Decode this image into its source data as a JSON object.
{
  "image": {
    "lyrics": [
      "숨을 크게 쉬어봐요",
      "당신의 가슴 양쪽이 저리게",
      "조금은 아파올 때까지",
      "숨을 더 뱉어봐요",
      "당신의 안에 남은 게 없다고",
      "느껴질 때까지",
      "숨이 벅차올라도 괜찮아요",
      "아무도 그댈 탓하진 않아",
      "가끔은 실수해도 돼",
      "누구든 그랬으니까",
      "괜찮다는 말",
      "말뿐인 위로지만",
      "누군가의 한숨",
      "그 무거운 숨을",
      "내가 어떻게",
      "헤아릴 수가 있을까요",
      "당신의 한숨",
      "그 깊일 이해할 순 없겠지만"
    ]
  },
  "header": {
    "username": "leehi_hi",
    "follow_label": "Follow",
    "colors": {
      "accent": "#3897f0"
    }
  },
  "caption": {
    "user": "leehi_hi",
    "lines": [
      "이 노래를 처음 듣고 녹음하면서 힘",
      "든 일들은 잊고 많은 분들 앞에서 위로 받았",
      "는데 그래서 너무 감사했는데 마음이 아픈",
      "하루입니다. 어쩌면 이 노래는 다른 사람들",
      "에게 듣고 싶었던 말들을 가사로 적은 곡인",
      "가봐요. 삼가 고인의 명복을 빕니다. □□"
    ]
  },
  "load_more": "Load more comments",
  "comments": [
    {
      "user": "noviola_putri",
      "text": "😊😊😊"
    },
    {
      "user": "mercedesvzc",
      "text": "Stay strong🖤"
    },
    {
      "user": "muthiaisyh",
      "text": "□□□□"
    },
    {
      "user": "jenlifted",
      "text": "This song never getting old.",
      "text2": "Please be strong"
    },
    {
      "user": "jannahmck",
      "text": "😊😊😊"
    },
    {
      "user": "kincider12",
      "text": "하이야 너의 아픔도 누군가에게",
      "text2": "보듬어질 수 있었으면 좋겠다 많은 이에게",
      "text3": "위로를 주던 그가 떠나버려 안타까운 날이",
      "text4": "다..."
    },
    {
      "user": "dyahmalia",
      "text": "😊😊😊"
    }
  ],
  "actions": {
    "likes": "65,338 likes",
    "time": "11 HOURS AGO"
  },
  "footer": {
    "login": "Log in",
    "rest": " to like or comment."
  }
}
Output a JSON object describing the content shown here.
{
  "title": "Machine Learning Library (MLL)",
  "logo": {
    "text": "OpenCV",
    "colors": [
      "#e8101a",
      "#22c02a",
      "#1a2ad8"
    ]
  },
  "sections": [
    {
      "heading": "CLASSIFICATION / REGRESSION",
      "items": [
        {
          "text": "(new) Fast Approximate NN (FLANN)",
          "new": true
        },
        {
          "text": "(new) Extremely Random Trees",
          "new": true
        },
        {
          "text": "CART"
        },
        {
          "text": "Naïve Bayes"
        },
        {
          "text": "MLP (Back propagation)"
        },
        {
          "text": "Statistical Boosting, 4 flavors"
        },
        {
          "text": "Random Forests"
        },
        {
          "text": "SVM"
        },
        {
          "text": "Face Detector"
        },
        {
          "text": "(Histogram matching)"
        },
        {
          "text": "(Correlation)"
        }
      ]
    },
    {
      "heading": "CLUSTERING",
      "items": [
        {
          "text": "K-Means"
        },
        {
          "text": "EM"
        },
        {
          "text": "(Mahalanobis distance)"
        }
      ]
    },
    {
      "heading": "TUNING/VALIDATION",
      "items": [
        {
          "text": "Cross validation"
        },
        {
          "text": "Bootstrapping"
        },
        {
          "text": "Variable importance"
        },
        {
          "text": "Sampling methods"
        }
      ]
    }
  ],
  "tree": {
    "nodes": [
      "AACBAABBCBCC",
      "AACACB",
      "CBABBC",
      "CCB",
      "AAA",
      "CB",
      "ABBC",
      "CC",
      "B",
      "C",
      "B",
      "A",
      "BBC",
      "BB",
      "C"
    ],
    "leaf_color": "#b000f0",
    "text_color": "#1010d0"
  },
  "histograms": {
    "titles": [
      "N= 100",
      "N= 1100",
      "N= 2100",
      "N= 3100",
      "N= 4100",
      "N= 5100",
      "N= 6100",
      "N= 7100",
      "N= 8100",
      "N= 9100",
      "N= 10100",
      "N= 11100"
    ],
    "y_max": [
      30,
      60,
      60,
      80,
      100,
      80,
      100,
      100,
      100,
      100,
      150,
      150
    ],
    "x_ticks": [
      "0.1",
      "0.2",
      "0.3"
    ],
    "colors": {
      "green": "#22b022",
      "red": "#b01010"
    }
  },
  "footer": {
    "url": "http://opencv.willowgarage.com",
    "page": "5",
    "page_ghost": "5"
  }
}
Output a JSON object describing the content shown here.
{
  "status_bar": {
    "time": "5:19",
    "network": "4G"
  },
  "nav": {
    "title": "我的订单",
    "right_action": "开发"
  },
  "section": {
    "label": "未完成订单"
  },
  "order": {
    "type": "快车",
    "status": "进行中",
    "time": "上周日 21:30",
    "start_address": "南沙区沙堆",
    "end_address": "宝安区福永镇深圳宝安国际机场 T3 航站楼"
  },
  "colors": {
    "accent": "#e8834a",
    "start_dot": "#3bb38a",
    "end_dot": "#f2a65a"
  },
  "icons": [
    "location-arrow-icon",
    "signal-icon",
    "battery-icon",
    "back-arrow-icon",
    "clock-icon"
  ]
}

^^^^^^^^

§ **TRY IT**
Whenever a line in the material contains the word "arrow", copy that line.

§ **SOLUTION FOR THIS PROBLEM**
    "location-arrow-icon",
    "back-arrow-icon",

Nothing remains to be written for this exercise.